Facebook’s decision to discontinue its peer-to-peer (P2P) Messenger payments option in the UK and France next month is due to poor adoption of the service by consumers, according to new figures from data analytics company GlobalData.
It was revealed in April that Facebook was scrapping the service – which enabled users to exchange money with friends and family – on 15 June.
The company said at the time that it was switching its focus to other payment concepts.
GlobalData cites poor take-up by consumers for the abandonment of Messenger payments, despite major UK banks embracing it at its launch in 2017.
GlobalData’s 2018 Retail Banking Insight Survey found that online and mobile remain by far the most popular channels for consumers, followed by telephone banking and branch visits, while instant messaging barely registers.
“On paper, banking via Facebook messaging sounds like a useful innovation, but in practice the functionality lags too far behind other channels to drive consumer adoption,” said GlobalData banking analyst Oliver Wintle.

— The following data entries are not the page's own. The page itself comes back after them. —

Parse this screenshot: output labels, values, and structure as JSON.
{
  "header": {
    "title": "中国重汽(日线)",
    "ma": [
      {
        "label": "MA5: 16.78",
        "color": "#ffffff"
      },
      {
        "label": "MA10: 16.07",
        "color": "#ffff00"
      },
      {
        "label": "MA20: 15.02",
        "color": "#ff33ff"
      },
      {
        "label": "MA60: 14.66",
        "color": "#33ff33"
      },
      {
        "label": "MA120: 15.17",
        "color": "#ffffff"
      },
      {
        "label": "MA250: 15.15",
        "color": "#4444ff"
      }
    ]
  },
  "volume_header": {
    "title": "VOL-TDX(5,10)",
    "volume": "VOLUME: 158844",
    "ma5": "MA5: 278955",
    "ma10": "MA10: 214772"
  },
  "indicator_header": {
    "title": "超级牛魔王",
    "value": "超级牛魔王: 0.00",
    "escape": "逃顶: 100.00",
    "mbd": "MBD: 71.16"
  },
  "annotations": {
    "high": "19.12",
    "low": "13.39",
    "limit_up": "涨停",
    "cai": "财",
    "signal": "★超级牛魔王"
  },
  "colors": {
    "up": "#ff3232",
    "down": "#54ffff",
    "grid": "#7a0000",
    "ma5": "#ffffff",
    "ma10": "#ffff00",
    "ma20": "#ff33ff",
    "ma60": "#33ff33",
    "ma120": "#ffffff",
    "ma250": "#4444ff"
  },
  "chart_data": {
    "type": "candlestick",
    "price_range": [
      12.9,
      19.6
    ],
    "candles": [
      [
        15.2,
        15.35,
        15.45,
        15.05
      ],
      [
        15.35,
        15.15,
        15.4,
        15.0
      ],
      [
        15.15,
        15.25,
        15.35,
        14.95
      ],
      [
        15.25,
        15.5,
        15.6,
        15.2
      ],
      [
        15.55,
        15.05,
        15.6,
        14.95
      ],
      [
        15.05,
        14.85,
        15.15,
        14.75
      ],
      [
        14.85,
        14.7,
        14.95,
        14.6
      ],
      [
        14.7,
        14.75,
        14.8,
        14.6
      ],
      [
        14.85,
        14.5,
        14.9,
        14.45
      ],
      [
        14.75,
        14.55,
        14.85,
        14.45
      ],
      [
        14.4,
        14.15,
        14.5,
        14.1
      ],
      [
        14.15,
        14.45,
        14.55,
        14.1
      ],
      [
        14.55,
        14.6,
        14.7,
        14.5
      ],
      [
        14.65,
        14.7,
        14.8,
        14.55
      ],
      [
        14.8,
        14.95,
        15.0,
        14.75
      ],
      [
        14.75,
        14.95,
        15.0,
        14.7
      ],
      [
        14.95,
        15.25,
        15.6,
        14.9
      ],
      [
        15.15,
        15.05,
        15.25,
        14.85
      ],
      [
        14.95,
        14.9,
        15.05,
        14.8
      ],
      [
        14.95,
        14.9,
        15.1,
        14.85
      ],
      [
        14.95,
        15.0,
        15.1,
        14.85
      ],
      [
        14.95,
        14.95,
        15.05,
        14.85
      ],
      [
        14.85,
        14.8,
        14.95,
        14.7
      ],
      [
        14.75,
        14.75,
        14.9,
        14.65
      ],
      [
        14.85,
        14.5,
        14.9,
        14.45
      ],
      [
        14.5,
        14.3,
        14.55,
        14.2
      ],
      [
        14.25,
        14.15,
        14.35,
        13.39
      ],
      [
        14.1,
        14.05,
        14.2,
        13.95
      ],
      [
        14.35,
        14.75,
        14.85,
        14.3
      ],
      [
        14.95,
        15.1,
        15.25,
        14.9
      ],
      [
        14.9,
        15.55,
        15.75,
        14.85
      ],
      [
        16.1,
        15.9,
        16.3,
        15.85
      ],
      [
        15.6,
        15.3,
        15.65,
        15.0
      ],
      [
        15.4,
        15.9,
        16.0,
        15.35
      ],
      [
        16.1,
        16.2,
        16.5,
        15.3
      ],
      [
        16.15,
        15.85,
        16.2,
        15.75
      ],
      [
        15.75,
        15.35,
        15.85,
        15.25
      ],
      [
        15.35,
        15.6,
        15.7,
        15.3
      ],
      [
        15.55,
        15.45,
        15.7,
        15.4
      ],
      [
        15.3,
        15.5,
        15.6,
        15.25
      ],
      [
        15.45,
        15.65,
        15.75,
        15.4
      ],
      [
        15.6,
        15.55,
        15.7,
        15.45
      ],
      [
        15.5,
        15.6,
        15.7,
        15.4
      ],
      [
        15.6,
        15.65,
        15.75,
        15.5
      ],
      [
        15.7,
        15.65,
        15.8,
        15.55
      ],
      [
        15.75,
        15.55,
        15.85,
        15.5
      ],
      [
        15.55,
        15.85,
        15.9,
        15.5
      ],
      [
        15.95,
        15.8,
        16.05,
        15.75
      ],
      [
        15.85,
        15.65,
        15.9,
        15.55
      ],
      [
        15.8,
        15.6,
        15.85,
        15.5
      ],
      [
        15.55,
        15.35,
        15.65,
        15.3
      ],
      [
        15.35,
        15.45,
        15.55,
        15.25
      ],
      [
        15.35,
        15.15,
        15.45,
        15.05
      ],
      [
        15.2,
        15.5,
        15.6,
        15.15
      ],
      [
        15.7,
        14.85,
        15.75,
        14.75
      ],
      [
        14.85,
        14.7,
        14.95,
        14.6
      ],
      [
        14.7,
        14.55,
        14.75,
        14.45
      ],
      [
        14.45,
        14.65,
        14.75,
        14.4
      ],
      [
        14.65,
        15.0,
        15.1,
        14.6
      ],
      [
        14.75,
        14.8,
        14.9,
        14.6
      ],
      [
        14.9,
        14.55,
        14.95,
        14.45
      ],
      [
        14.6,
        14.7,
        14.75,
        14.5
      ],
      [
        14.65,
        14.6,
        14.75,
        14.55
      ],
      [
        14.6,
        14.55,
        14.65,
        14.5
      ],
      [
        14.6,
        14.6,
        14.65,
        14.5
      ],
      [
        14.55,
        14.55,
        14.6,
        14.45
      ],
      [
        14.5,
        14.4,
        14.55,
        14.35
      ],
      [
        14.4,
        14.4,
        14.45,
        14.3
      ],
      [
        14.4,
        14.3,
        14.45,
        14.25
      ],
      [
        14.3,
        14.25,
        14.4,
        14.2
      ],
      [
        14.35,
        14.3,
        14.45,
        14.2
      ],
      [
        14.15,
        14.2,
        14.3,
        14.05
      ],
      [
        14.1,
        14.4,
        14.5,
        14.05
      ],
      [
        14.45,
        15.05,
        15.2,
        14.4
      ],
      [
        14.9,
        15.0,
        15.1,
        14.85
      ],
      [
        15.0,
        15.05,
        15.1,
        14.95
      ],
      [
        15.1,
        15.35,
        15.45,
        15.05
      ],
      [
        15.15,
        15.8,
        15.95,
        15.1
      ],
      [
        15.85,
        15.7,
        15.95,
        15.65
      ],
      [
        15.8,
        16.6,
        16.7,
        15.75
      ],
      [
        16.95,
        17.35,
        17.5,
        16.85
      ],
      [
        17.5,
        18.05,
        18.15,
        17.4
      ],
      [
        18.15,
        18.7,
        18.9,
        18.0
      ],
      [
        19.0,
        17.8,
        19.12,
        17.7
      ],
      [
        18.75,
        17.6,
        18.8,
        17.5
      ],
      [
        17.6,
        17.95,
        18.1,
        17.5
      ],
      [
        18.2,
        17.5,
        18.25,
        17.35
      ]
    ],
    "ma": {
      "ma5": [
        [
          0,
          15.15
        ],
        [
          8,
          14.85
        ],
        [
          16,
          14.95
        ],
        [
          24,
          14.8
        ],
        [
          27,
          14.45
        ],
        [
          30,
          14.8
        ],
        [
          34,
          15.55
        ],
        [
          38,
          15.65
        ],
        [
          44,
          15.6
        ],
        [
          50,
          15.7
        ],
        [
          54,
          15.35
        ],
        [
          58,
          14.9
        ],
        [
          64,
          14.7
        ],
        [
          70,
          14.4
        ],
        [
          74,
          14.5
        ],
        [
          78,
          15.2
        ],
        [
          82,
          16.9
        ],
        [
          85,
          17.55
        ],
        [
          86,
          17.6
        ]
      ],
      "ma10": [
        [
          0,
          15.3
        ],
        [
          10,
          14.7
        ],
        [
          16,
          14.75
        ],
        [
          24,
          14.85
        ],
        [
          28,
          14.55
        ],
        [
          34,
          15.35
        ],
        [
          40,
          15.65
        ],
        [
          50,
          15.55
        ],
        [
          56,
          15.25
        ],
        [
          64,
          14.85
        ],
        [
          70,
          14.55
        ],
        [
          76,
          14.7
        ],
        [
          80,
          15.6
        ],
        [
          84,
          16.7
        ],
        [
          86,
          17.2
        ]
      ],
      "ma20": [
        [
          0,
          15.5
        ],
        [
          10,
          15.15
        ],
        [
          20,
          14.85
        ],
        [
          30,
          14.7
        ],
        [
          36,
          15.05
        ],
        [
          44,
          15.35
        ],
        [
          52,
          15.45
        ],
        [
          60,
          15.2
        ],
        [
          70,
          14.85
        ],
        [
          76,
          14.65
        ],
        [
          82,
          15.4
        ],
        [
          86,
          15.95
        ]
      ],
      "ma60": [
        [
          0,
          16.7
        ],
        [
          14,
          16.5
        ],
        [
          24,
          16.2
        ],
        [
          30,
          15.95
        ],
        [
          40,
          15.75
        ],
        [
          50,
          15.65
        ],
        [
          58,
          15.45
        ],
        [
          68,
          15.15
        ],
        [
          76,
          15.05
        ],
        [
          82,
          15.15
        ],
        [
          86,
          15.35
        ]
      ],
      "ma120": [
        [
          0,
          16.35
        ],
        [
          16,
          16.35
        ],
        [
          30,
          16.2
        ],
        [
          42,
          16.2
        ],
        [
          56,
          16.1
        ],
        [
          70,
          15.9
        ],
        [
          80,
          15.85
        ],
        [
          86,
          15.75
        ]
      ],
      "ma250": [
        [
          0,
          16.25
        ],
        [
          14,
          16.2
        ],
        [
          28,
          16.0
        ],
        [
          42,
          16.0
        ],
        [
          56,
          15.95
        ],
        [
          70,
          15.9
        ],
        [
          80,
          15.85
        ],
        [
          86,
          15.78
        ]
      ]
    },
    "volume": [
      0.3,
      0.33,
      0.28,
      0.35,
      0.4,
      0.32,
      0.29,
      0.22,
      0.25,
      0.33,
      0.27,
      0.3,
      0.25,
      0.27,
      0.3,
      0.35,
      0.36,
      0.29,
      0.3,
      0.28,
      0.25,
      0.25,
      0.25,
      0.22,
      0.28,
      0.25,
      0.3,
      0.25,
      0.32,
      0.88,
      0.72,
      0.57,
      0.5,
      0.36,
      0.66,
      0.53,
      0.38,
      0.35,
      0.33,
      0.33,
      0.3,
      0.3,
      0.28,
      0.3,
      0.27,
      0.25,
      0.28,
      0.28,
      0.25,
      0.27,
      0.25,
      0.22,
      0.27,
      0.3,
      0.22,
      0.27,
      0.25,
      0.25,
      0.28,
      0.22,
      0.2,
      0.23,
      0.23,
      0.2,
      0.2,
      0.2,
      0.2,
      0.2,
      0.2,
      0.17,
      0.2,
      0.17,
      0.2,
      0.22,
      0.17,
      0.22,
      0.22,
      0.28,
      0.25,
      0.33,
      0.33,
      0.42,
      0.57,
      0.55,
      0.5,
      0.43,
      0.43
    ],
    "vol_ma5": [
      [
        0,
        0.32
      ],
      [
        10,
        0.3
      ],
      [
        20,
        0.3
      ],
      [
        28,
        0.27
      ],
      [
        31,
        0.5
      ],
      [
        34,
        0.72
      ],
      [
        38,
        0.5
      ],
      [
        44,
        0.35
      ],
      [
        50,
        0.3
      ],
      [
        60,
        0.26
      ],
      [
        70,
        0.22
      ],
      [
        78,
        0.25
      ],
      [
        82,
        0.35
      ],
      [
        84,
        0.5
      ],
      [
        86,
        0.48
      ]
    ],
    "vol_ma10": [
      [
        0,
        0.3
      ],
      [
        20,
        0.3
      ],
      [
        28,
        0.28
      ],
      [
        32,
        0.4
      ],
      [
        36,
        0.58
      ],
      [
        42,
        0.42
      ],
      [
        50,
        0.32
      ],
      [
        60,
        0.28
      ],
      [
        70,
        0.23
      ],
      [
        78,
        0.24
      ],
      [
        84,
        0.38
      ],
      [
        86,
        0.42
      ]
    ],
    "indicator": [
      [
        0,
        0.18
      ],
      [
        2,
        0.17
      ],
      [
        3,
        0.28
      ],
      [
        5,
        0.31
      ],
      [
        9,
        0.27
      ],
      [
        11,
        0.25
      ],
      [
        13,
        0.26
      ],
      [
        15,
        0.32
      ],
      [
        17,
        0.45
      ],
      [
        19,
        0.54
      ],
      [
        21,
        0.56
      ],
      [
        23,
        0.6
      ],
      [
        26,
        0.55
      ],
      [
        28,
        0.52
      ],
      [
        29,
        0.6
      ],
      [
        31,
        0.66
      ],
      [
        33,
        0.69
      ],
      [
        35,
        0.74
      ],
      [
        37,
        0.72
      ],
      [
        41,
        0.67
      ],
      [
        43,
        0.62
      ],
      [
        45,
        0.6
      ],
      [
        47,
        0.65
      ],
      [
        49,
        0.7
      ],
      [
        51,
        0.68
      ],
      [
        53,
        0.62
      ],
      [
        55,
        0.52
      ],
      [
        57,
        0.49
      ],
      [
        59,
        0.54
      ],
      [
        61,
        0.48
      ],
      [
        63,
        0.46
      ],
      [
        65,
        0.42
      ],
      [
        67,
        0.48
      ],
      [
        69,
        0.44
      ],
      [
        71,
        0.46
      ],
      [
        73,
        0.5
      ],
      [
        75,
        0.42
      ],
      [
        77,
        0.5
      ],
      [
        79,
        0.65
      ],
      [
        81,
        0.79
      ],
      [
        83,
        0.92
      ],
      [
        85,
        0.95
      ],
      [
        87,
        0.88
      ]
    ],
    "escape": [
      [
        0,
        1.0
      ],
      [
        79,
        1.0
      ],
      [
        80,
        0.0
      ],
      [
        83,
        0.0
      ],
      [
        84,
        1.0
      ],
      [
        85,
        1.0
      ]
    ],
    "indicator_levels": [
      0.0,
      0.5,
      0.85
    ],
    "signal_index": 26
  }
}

“With both online and mobile banking allowing users to carry out a wider range of tasks, users do not typically stray far from their banking preferences — something banks must keep in mind when formulating their channel strategy,” he added.